Source data:
═══

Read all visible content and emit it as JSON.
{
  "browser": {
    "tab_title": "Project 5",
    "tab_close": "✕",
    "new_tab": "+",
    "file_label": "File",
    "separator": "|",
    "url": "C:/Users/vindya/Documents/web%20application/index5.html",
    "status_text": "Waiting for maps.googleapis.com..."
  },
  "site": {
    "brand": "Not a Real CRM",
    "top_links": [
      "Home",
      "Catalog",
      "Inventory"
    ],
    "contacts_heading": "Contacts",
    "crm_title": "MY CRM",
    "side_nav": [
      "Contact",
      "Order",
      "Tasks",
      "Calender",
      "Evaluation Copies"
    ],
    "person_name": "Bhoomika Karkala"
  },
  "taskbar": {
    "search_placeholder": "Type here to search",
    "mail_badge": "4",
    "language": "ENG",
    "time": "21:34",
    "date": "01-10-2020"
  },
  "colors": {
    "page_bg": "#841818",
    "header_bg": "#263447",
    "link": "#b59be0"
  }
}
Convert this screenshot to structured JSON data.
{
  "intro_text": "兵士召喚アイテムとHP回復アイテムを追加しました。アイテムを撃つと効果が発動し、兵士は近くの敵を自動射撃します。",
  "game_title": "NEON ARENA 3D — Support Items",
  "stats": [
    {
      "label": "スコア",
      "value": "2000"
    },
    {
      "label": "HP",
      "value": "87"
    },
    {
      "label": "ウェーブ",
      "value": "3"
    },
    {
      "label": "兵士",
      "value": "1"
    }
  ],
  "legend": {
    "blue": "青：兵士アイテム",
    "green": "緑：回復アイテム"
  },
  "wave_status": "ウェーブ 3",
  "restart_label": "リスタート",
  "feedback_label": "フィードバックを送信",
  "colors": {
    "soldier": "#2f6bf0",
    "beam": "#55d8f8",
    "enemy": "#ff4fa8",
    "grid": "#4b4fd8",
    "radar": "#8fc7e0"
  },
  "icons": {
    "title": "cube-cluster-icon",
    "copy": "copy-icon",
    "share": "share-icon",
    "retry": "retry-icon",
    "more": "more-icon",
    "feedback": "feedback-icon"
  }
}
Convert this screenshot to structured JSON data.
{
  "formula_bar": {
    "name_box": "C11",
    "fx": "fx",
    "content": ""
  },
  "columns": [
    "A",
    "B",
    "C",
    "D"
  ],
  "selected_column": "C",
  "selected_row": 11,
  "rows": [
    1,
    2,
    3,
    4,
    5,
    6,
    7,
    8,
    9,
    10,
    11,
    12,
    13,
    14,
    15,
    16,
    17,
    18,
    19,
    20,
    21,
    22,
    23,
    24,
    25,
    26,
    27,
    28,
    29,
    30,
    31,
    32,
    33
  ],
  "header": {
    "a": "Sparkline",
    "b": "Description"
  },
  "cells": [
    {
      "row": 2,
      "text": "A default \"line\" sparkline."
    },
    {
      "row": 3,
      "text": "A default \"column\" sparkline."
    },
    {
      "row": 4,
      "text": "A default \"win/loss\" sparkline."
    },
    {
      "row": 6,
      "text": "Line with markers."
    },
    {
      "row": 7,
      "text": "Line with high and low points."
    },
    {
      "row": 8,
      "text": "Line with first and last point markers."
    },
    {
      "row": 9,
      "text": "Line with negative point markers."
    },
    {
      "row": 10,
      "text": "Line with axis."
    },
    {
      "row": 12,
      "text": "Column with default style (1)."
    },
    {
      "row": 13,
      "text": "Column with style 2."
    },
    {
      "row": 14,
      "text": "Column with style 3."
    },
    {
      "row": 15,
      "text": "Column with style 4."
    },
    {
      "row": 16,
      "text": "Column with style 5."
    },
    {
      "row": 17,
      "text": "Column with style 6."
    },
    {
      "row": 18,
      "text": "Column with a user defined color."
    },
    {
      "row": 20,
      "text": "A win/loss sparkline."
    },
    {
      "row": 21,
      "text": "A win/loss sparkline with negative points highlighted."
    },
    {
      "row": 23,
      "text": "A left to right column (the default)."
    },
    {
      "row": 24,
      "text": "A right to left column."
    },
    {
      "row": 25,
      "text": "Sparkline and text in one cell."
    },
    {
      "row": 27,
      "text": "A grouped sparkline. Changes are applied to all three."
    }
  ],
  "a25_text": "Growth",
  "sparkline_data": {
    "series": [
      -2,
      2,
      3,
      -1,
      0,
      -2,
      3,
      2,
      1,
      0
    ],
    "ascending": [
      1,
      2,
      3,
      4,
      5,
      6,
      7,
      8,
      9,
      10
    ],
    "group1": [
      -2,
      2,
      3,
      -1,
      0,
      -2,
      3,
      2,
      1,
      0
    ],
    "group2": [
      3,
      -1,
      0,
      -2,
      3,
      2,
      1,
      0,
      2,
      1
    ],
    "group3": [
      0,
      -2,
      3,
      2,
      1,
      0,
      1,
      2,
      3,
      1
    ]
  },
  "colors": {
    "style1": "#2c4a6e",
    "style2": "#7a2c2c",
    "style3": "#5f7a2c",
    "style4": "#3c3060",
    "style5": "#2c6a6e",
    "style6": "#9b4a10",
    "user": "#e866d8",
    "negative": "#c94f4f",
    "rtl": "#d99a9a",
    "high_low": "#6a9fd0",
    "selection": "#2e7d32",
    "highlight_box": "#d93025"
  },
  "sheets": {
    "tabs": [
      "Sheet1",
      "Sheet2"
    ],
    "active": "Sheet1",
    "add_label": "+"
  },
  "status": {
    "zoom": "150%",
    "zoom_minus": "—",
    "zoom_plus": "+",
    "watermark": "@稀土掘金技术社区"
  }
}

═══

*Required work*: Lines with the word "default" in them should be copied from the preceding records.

*Exercise result*:
      "text": "A default \"line\" sparkline."
      "text": "A default \"column\" sparkline."
      "text": "A default \"win/loss\" sparkline."
      "text": "Column with default style (1)."
      "text": "A left to right column (the default)."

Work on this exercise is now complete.